Center for Computational Science and Information Technology, Florida State University, Tallahassee

Parallel Discrete Event Simulations: A Physicist's Perspective

Discrete Event Simulations (DES) are used in a large number of engineering, scientific, military, and manufacturing applications. Our application is to use a type of DES known as kinetic Monte Carlo to study dynamics of nanoscale ferromagnets. I will introduce DES, and the idea of `virtual time' which is used in parallel DES (PDES) simulations. The importance of avoiding causality violations in PDES will be described, and both the conservative and optimistic approaches to causality violations introduced.
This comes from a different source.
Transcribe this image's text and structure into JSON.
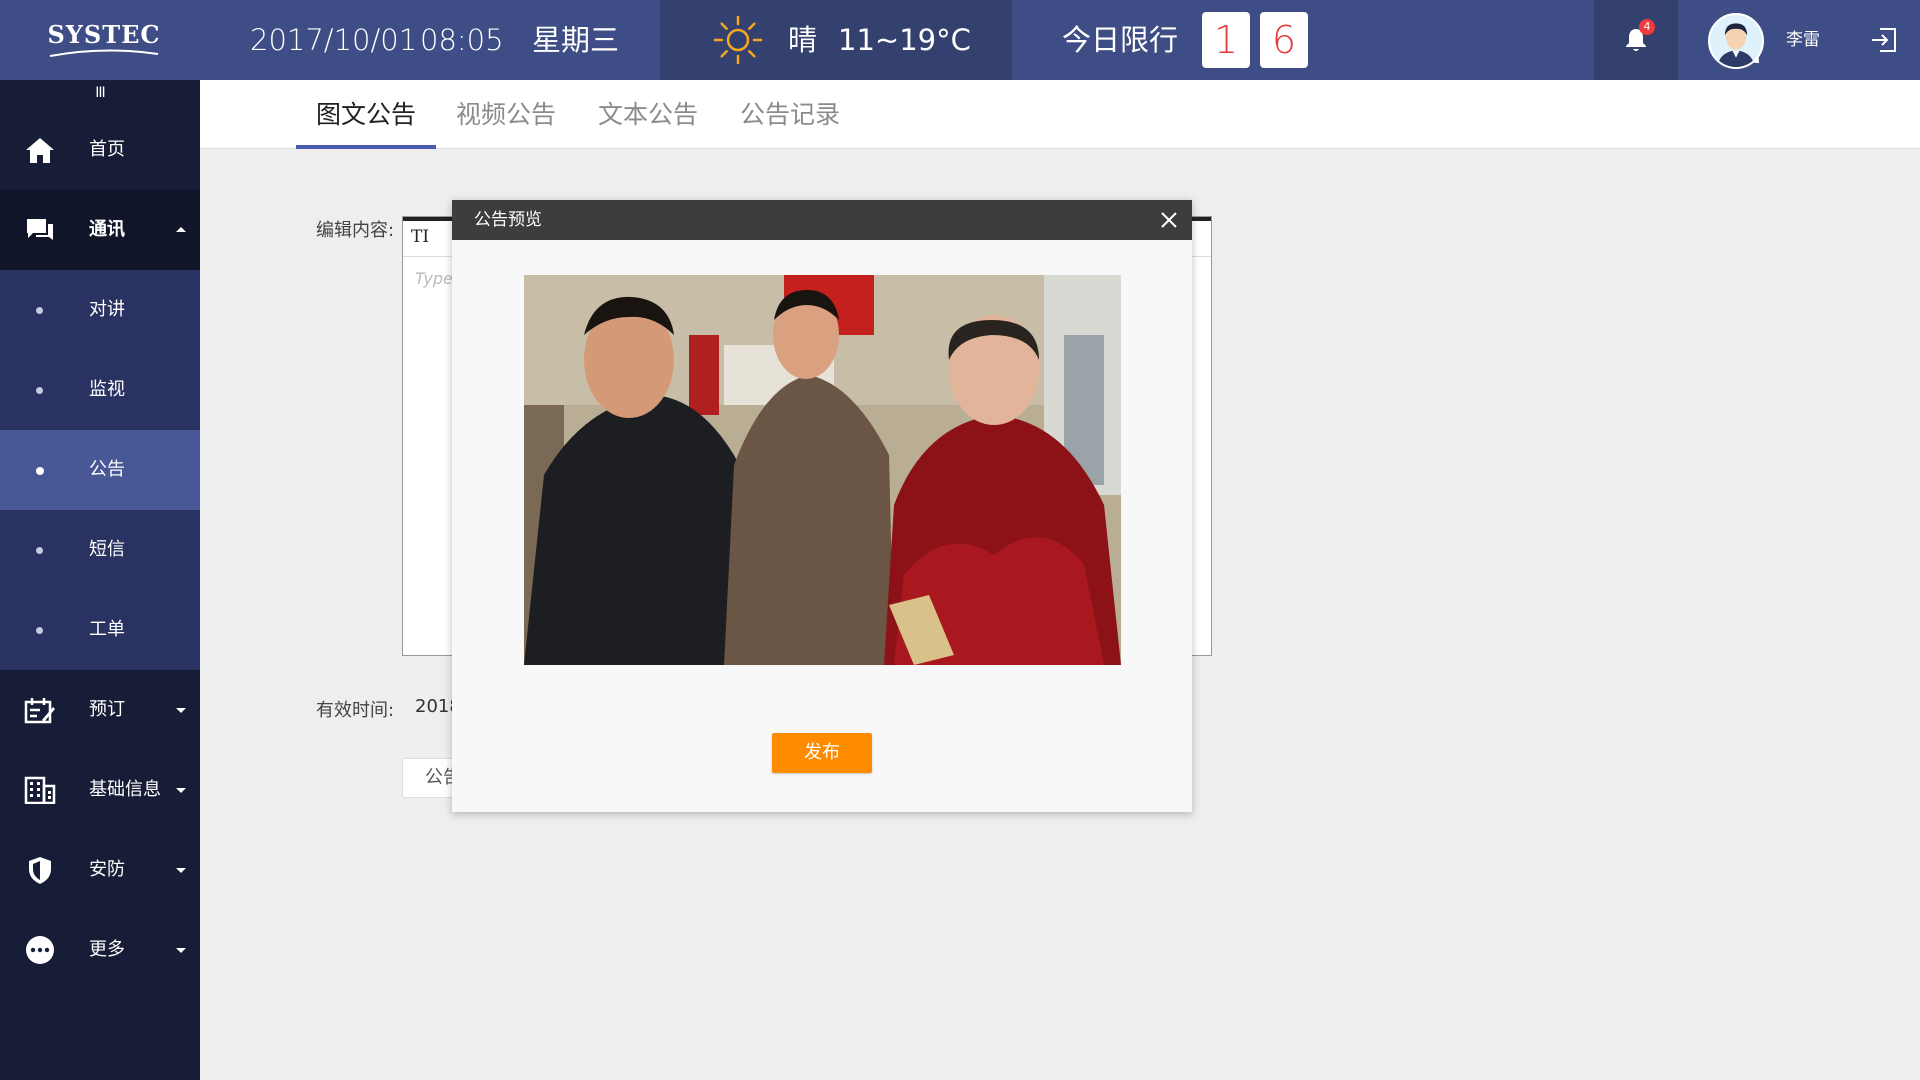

One important question to be addressed is the scalability of PDES algorithms, i.e. the computer simulation time required as the number of processing elements and the problem size grow. A recent connection [1] between non-equilibrium surface science and the PDES `virtual time' allows questions of scalability to be addressed. For example, we have recently proven in 1-dimension that ALL conservative short-ranged PDES are scalable for the computation portion of the algorithm [1]. This is independent of the specific PDES problem. I will present numerical evidence that this is also true for PDES in higher dimensions [2]. Methods [3] to make both the computation and the measurement portions of ALL short-ranged PDES scalable will be described.

March 30, 2001
3:00 pm (Friday)

Prof. Klaus Bartschat
Department of Physics and Astronomy, Drake University, Des Moines, Iowa

Electron Collisions with Atoms and Ions: Recent Developments in Theory, Experiment, and Computer Simulations

Recent developments in the formal description and the numerical treatment of electron collisions with atoms and ions, together with the rapid growth in computer hardware, have opened the opportunity for benchmark comparisons between experimental data and theoretical predictions. In this talk, basic experimental setups to study excitation, ionization, and simultaneous ionization--excitation will be introduced, together with the principal ideas behind state-of-the-art numerical methods used in this field. Furthermore, the reliability of currently available atomic data for electron collisions will be critically assessed. Finally, ways of visualizing the outcome of atomic collision processes by using animated computer graphics to represent the charge cloud of collisionally excited atomic states (see http://bartschat.drake.edu/dloveall for details) will be shown.

April 6, 2001
3:00 pm (Friday)

Dr. Mark M McKinnon
National Radio Astronomy Observatory, Greenbank, West Virginia

The Orthogonal Modes of Polarization in Pulsar Radio Emission

The polarization properties of the individual pulses from pulsars have been observed in an attempt to understand the radio emission mechanism of pulsars. Upon conducting these observations, one finds that the emission actually consists of two modes of orthogonally polarized radiation. The large variations in the emission's degree of polarization and the random switching between modes suggest that the interaction of the modes is a stochastic process. Indeed, a simple statistical model that describes the emission as the simultaneous interaction of two completely polarized, orthogonal modes can reproduce the observed polarization properties of the emission. The statistical model can be used to determine the intrinsic polarization properties of the orthogonal modes. The superposition of the modes can also account for the observed depolarization of the radio emission.